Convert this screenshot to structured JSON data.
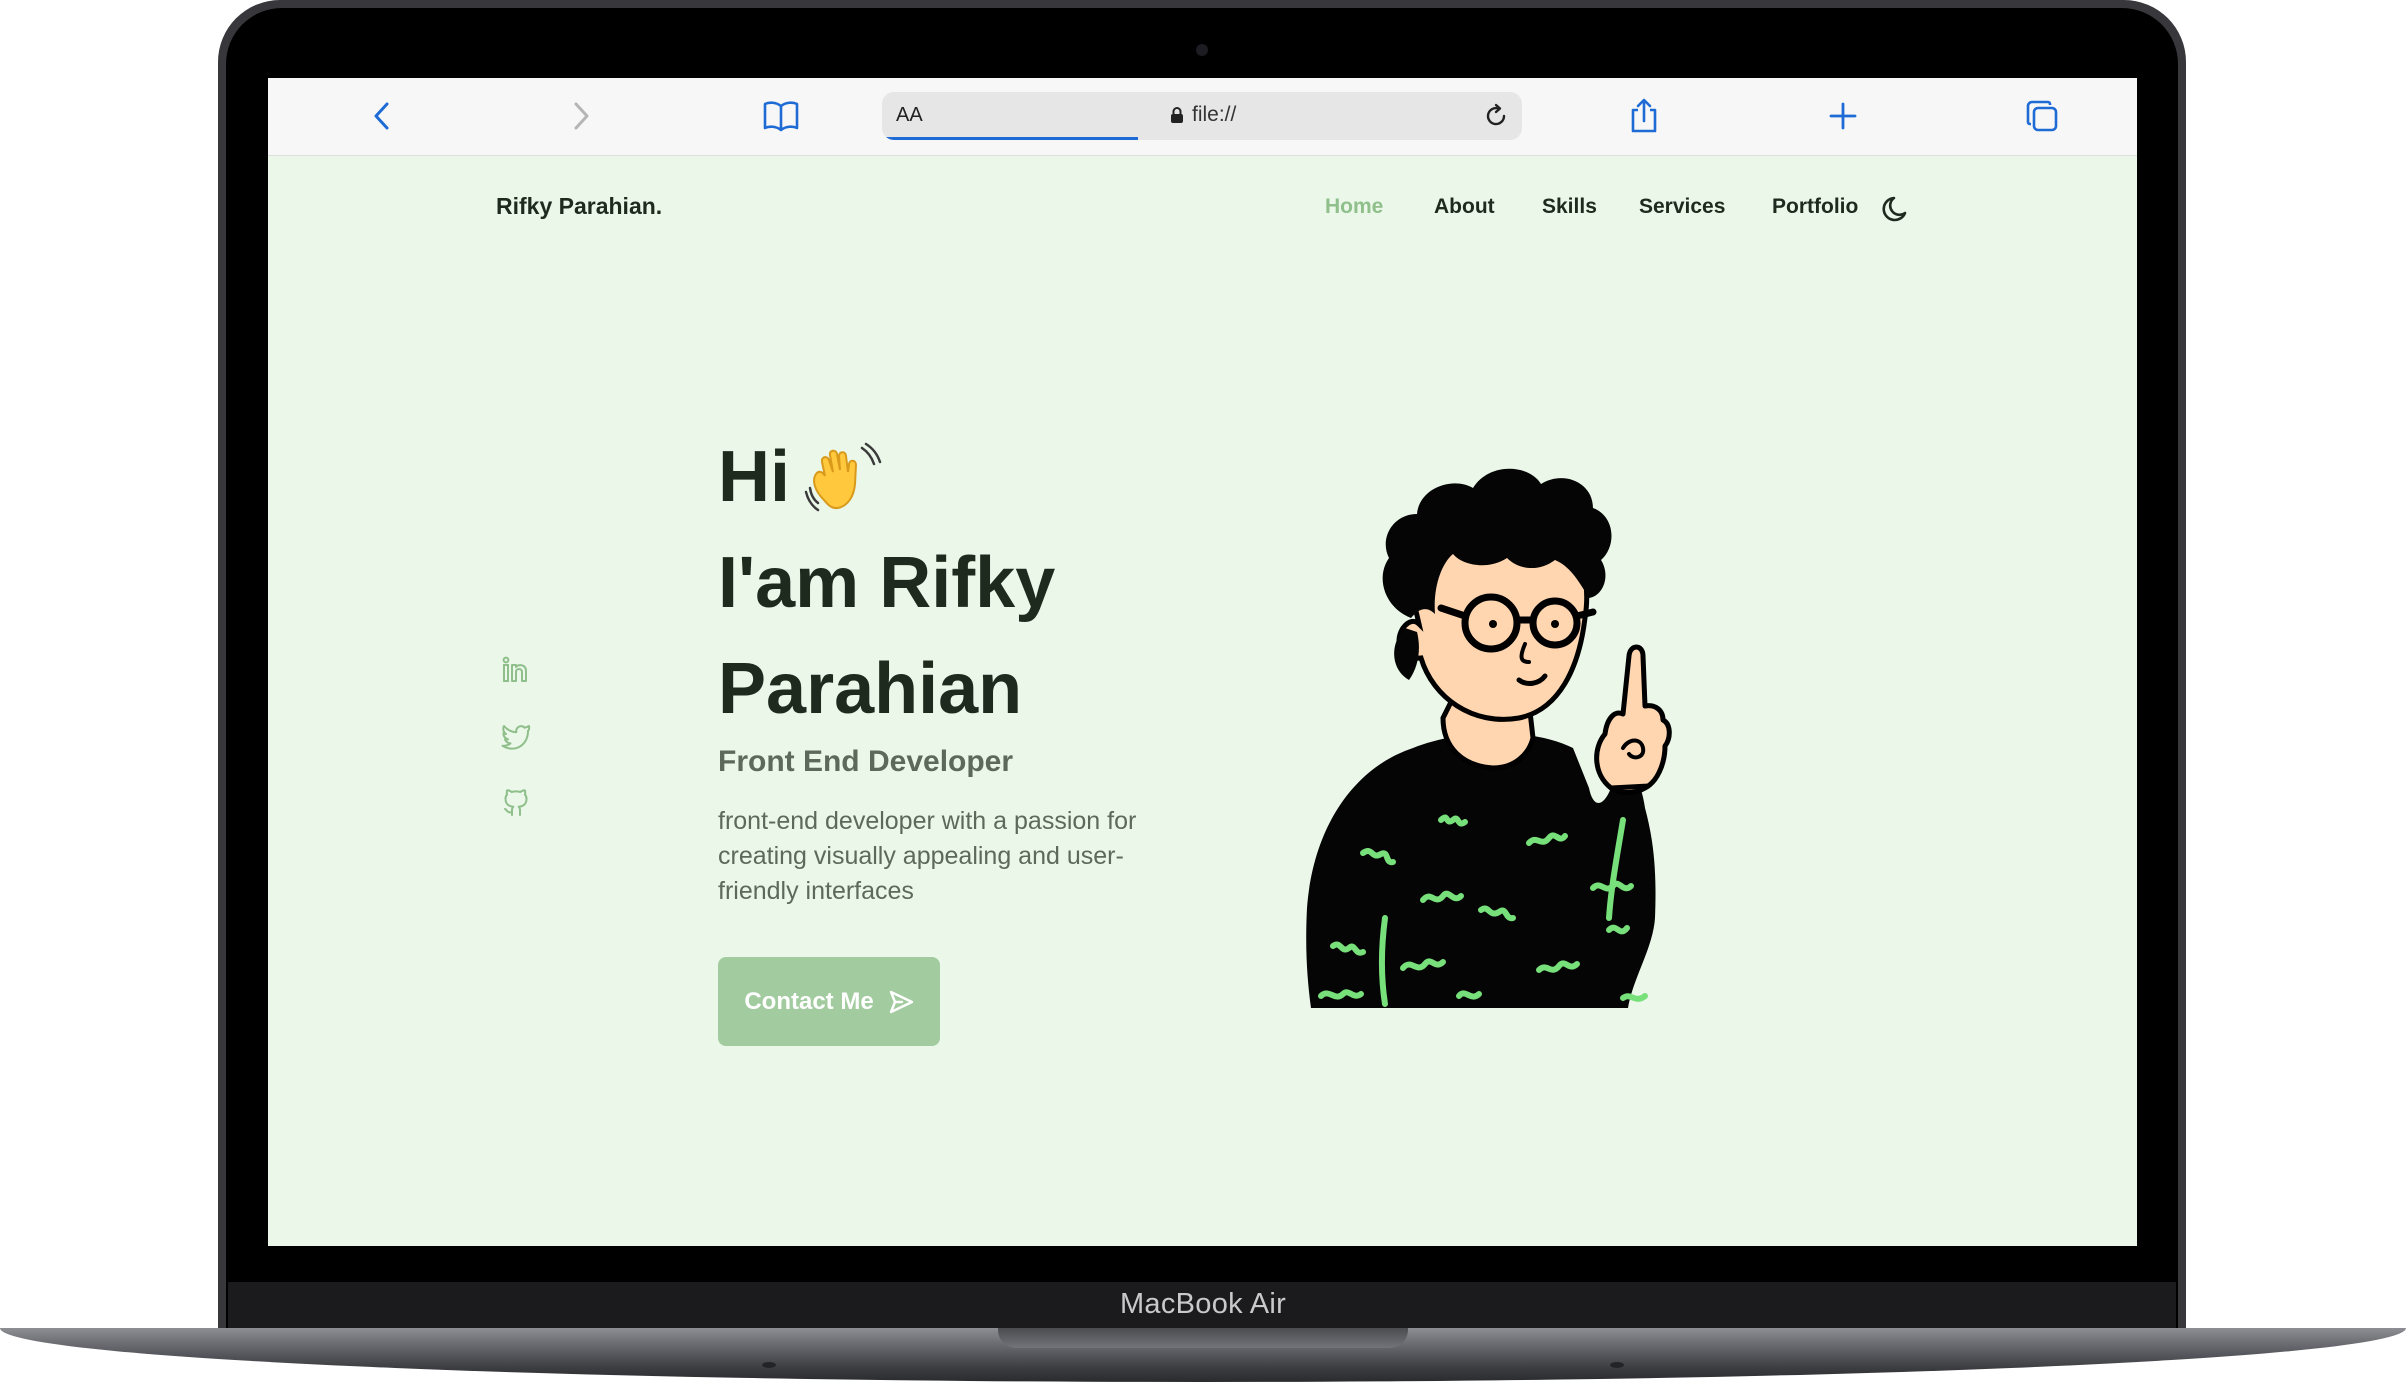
{
  "device": {
    "label": "MacBook Air"
  },
  "browser": {
    "address_aa": "AA",
    "address_url": "file://",
    "progress": 0.4,
    "icons": [
      "back-icon",
      "forward-icon",
      "bookmarks-icon",
      "lock-icon",
      "reload-icon",
      "share-icon",
      "new-tab-icon",
      "tabs-icon"
    ]
  },
  "site": {
    "logo": "Rifky Parahian.",
    "nav": [
      {
        "label": "Home",
        "active": true
      },
      {
        "label": "About",
        "active": false
      },
      {
        "label": "Skills",
        "active": false
      },
      {
        "label": "Services",
        "active": false
      },
      {
        "label": "Portfolio",
        "active": false
      }
    ],
    "social": [
      "linkedin-icon",
      "twitter-icon",
      "github-icon"
    ]
  },
  "hero": {
    "greeting": "Hi",
    "name_line1": "I'am Rifky",
    "name_line2": "Parahian",
    "role": "Front End Developer",
    "description": "front-end developer with a passion for creating visually appealing and user-friendly interfaces",
    "button": "Contact Me"
  },
  "colors": {
    "page_bg": "#eaf7e9",
    "accent": "#a3cba0",
    "nav_active": "#8fbf8a",
    "text_dark": "#1f2a1f",
    "text_muted": "#5d6a5b",
    "browser_blue": "#1e6bd6"
  }
}
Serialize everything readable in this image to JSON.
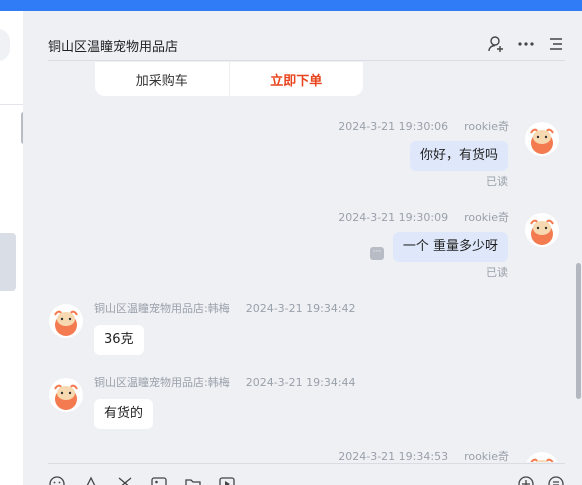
{
  "colors": {
    "accent": "#2f7cf6",
    "buy_now": "#e8451e",
    "bubble_me": "#dfe8fb",
    "bubble_other": "#ffffff"
  },
  "header": {
    "title": "铜山区温瞳宠物用品店",
    "icons": [
      "add-user-icon",
      "more-icon",
      "menu-icon"
    ]
  },
  "product_card": {
    "add_to_cart": "加采购车",
    "buy_now": "立即下单"
  },
  "messages": [
    {
      "side": "right",
      "time": "2024-3-21 19:30:06",
      "sender": "rookie奇",
      "text": "你好，有货吗",
      "status": "已读"
    },
    {
      "side": "right",
      "time": "2024-3-21 19:30:09",
      "sender": "rookie奇",
      "text": "一个 重量多少呀",
      "status": "已读",
      "badge": "···"
    },
    {
      "side": "left",
      "time": "2024-3-21 19:34:42",
      "sender": "铜山区温瞳宠物用品店:韩梅",
      "text": "36克"
    },
    {
      "side": "left",
      "time": "2024-3-21 19:34:44",
      "sender": "铜山区温瞳宠物用品店:韩梅",
      "text": "有货的"
    },
    {
      "side": "right",
      "time": "2024-3-21 19:34:53",
      "sender": "rookie奇"
    }
  ],
  "input_toolbar": {
    "icons": [
      "emoji-icon",
      "bell-icon",
      "scissors-icon",
      "image-icon",
      "folder-icon",
      "video-icon"
    ],
    "right_icons": [
      "add-circle-icon",
      "note-icon"
    ]
  }
}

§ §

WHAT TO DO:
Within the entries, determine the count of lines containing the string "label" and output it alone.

RESULT FOR THIS EXERCISE:
6